Actu­al­ly, I’ve gone from sell­ing a copy every cou­ple of months to a very mod­est few each month.  Very mod­est.  Extreme­ly mod­est.  Painful­ly mod­est.  But, nonethe­less this is an improve­ment.  I nev­er expect­ed my efforts, the few that time allows me, to bring about overnight suc­cess or over decade suc­cess, to be com­plete­ly hon­est.  I like writ­ing and I’d do it even if I wasn’t get­ting paid.  Which is not to say that I don’t want to be paid, only that I write because I must.

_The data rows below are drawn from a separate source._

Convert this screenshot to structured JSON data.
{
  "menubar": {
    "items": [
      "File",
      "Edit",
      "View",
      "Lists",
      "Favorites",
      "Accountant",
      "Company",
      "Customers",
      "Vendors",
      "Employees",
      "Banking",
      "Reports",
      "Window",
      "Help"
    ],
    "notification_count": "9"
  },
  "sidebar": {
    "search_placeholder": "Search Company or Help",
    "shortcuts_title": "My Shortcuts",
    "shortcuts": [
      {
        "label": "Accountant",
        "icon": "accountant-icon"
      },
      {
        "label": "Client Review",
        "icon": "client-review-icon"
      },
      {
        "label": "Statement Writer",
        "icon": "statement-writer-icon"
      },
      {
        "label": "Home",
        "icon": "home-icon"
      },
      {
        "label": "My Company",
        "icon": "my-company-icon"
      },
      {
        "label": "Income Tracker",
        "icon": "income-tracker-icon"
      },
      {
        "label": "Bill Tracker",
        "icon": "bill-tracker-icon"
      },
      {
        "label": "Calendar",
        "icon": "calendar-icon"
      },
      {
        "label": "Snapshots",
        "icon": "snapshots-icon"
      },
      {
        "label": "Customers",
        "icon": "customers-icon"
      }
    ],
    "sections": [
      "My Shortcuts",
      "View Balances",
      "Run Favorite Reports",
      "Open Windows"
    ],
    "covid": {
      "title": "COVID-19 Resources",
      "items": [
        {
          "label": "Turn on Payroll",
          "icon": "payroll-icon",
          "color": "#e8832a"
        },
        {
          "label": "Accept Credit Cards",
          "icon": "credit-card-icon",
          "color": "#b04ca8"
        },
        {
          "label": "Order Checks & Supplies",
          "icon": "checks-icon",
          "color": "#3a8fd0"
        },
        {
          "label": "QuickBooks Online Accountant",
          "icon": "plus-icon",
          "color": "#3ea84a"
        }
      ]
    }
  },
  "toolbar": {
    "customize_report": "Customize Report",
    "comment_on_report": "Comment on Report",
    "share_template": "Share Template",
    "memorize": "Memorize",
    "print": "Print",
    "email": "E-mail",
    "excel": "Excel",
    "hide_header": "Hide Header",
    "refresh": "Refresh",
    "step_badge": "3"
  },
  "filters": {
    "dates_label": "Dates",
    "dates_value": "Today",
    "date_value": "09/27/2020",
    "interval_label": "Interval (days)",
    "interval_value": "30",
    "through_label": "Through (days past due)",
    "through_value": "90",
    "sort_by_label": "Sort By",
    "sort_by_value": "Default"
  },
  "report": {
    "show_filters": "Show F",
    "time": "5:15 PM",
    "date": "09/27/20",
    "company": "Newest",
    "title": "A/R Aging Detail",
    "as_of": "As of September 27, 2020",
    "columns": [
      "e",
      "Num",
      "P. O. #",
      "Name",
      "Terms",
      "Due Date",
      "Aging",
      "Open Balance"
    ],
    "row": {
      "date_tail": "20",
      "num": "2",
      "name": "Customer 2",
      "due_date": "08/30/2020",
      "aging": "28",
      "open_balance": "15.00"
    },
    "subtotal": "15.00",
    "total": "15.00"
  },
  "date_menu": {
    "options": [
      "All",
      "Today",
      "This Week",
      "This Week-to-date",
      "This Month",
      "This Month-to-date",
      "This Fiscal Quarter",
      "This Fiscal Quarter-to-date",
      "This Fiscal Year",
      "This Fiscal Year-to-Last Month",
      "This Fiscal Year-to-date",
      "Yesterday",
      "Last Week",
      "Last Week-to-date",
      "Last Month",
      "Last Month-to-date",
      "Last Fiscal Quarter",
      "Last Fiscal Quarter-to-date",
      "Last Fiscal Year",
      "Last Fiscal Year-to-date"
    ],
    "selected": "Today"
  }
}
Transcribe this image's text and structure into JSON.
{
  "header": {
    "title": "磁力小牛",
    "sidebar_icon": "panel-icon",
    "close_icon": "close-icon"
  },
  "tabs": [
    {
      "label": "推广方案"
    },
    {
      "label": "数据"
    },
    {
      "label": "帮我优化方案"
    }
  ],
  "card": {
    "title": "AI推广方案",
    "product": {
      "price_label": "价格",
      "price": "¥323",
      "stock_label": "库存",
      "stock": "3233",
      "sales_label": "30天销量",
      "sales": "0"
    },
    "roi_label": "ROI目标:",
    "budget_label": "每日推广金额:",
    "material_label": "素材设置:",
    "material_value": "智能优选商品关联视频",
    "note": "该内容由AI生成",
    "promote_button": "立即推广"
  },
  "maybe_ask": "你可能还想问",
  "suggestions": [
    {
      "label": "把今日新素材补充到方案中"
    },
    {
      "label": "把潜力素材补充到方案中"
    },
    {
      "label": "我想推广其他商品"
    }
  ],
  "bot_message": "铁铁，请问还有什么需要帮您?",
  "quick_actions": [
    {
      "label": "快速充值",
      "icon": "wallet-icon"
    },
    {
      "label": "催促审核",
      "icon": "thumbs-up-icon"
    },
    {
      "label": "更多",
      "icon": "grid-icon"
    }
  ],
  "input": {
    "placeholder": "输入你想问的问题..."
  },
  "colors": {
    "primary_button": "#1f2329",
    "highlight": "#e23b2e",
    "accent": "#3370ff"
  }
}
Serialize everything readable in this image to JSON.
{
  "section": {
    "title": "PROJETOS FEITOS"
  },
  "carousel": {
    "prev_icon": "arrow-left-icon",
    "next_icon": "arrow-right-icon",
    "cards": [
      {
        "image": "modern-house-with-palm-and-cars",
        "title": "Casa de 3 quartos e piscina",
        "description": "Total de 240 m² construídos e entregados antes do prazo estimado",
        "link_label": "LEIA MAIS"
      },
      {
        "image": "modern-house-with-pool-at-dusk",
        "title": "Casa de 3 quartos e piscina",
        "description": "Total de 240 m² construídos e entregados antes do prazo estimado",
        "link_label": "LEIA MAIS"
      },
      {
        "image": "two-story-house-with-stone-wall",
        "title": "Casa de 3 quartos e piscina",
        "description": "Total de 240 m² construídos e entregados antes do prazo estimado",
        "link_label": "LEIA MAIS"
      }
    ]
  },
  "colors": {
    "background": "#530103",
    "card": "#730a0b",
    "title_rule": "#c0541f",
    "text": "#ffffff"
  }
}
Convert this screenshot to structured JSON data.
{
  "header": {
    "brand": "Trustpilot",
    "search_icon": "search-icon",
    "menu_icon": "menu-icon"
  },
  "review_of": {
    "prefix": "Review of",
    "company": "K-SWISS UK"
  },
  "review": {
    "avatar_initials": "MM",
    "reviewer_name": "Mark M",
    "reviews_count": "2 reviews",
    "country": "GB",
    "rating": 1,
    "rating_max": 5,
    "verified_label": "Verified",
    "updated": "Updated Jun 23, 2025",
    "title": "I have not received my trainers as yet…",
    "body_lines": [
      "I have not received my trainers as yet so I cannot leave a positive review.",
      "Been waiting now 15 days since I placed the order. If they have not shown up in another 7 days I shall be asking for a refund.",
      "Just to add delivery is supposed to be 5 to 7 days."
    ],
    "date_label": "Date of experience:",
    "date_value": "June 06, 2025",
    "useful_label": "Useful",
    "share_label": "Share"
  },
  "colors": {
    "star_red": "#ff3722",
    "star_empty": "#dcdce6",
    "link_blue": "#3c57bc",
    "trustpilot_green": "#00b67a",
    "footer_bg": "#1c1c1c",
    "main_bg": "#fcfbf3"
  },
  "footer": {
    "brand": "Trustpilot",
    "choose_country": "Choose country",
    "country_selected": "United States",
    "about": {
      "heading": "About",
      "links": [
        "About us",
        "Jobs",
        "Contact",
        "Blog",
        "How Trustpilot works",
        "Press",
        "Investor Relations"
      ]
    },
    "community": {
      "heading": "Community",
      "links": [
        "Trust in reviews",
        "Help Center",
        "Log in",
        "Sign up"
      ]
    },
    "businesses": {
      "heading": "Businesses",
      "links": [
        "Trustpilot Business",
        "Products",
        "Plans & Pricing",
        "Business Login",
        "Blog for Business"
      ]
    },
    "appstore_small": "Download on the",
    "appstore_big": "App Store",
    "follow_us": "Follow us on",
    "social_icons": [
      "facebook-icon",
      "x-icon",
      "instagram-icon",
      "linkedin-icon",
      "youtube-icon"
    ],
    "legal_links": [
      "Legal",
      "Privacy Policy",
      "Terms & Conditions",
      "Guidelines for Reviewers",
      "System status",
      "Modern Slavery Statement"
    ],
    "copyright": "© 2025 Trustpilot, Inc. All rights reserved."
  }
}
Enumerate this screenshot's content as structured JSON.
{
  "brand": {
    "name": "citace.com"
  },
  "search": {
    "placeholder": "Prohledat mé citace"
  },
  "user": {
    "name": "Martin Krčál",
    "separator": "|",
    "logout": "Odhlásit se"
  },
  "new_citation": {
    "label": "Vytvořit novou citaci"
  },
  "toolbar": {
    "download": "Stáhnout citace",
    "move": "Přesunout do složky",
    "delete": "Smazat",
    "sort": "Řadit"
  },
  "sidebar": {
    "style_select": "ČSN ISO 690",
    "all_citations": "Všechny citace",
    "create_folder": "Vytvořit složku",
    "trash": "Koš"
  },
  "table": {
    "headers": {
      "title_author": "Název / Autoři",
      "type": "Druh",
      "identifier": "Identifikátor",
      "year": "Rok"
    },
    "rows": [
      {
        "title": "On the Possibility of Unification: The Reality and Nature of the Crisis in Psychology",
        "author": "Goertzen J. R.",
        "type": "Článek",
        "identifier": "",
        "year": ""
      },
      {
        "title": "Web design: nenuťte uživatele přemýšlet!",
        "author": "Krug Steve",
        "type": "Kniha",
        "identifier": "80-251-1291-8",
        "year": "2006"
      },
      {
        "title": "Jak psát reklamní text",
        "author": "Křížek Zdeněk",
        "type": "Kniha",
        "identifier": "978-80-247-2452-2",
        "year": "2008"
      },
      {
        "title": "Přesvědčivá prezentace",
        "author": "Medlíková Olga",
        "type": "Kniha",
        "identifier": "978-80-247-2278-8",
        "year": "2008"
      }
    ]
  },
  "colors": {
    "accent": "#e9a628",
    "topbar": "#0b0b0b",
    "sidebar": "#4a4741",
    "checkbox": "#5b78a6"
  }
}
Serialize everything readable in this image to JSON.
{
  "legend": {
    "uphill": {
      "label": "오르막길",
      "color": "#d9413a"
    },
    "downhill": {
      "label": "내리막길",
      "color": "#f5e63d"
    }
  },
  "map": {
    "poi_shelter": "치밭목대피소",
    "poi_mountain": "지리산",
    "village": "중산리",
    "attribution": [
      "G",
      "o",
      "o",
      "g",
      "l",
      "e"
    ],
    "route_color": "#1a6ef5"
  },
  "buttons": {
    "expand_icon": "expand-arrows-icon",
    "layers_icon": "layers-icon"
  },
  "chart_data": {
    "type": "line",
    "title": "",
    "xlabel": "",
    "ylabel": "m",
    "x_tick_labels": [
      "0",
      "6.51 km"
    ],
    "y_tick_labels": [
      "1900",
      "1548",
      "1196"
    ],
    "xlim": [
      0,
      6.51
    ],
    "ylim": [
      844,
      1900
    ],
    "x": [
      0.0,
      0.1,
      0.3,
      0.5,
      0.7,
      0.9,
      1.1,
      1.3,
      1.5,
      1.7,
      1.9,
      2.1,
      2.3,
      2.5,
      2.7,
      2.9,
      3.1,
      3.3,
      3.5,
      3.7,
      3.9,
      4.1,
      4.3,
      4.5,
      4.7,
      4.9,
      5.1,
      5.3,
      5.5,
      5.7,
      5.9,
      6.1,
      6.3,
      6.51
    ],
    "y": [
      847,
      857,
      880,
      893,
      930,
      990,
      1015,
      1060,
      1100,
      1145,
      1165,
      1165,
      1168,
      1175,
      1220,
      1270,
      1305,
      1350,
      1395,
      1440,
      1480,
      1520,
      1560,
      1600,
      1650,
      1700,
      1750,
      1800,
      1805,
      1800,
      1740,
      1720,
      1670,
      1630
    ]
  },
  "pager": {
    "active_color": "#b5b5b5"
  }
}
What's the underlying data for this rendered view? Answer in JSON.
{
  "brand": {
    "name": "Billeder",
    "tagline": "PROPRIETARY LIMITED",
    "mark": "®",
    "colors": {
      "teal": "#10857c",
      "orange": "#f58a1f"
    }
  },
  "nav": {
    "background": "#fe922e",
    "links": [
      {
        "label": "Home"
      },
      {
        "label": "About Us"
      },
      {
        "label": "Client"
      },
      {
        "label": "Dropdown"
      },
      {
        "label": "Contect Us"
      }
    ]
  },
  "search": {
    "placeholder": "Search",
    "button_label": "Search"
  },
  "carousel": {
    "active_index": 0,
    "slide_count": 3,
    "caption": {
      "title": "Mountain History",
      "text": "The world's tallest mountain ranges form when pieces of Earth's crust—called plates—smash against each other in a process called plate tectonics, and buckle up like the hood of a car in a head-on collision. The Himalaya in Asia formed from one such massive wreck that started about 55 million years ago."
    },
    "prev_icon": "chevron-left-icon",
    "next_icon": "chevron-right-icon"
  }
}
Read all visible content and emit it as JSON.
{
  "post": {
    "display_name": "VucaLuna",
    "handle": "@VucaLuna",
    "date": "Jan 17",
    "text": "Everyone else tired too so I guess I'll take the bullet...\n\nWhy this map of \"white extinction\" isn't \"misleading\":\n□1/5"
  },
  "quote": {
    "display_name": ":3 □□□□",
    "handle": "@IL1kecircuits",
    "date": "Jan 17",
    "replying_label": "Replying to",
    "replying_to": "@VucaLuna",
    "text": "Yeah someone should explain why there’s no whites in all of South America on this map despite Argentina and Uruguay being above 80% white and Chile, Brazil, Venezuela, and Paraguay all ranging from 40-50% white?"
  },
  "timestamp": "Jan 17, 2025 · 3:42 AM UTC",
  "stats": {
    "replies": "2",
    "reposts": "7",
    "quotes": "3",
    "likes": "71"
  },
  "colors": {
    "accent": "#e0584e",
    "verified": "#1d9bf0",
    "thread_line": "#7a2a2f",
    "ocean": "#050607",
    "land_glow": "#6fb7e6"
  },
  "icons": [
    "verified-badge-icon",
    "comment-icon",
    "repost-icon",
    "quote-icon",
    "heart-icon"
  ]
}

In any case, between May and Octo­ber my nov­el appar­ent­ly was nev­er removed from iTunes.  And, when I con­tact­ed Xlib­ris a cou­ple of weeks ago, I was assured they’d clear up the sit­u­a­tion.  In the inter­im, I’ve con­tact­ed iTunes direct­ly.  Did you know they have NO call cen­ter and even send­ing an email is a pain?  And when you do send emails it is almost always to the wrong depart­ment and you almost always get a form email back that lists a half a dozen oth­er links to help you solve your prob­lem.  Of course none of those links will address your issue either.

My book is still on iTunes.

I called Xlib­ris back again today.  Do you know how aggra­vat­ing it is to speak to a dif­fer­ent per­son each time and have to repeat your prob­lem each time?  Have you any idea?  Yeah.

So, as I write this post I sim­mer… but only a lit­tle.  My point here, oth­er than a tiny bit of vent­ing is this:

  1. If you ever decide to self-pub­lish, know that you can do it on your own at lit­tle to no cost to your­self.
  2. The online com­mu­ni­ty of indie authors is enor­mous and enor­mous­ly gen­er­ous.  If you get stuck, they will help you, coach you, befriend you, con­grat­u­late you, sup­port you, encour­age you, walk you through process­es, and com­mis­er­ate with you and none of it will cost you a pen­ny.
  3. When you have a day where some lit­tle annoy­ance makes you feel like you may tip over the edge, stop and reflect.  I guar­an­tee that you have so much to be grate­ful for.  It could always be worse.

There.  I feel bet­ter.  How about you?

  • sto­ries­by­williams

    Yeah, they can be such jeal­ous tyrants when it comes to dis­tri­b­u­tion rights!